The electric SUV from China comes with two motors and a two-speed gearbox. Test.
To clear up the prejudices first: The Marvel R brakes well, collects four out of five stars from Euro NCAP, and the neat design is immediately noticeable when you first look at the interior. The progress to the first, still very unfinished service of Chinese manufacturers à la Landwind and Brilliance is enormous. And yet the Marvel shows that there is still a long way to go from an underground car to a good one.
Compromising on comfort
First, however, the two synchronous motors on the rear axle not only accelerate the Marvel quickly to 100 km/h, but also further up to an impressive 200 km/h thanks to the two-speed gearbox with short shift interruptions - a Skoda Enyaq already hoists the white one at 160 km/h Banner. When it comes to comfort, however, there is still a need for action, because while the wind and engine noise are pleasantly quiet, you can hear the relay concert from the dashboard all the louder.
The chassis manages the inflexible balancing act of bumpy-hard suspension and strong body movements. The drive even tries to be a little dynamic and energizes the motor on the rear axle on the outside of the curve a little more. However, the slight rotation of the rear is immediately put in its place by the coarse-motor ESP. On the other hand, what about efficiency? The Marvel does not get record-breaking ranges out of its 70-kWh battery, but it is certainly suitable for everyday use. More annoying is the low DC charging power of 92 kW, which takes around 43 minutes to charge from five to 80 percent. Alternating current flows at up to 11 kW.
Inside, the MG looks great with large displays and lots of leather. Operation is relatively easy thanks to classic steering wheel buttons and large control surfaces. However, the system boots forever and often does not react at all, which makes typing in a navigation destination a test of patience. A loading route plan? none.
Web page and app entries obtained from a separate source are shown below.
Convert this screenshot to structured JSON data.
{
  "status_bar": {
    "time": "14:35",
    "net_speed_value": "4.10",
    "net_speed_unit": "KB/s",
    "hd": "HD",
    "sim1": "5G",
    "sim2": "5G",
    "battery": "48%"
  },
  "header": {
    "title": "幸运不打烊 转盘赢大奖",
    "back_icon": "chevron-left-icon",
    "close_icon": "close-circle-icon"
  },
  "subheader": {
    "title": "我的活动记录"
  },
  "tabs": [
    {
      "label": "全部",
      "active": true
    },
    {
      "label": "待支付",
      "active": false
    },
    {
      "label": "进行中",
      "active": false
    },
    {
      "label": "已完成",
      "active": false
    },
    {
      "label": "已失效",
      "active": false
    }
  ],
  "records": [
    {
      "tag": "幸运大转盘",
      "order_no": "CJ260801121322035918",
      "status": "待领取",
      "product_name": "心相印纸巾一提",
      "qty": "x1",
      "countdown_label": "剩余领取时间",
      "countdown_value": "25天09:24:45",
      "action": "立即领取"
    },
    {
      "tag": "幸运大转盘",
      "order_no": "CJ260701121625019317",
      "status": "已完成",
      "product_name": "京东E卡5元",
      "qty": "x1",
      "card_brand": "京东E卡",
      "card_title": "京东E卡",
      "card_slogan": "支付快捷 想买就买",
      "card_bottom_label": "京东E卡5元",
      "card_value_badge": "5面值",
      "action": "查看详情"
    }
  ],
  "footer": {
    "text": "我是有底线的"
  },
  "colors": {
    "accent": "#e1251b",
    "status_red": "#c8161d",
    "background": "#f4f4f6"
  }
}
Headroom is lacking in the rear and the trunk is tiny for a 4.7 meter SUV.
It would all be bearable if the MG were what the market urgently needed: a cheap, family-friendly electric car. But it is not, because at 46,990 euros it is on the same level as the Skoda Enyaq 80 and Hyundai Ioniq 5 (77.4 kWh). Although they offer fewer extras than the fully equipped MG with a heat pump, they have significantly more finesse in the details.
Poor charging performance, lack of space, conspicuous infotainment and chassis deficiencies: The Enyaq and Ioniq 5 class is currently still a size too big for the MG Marvel R.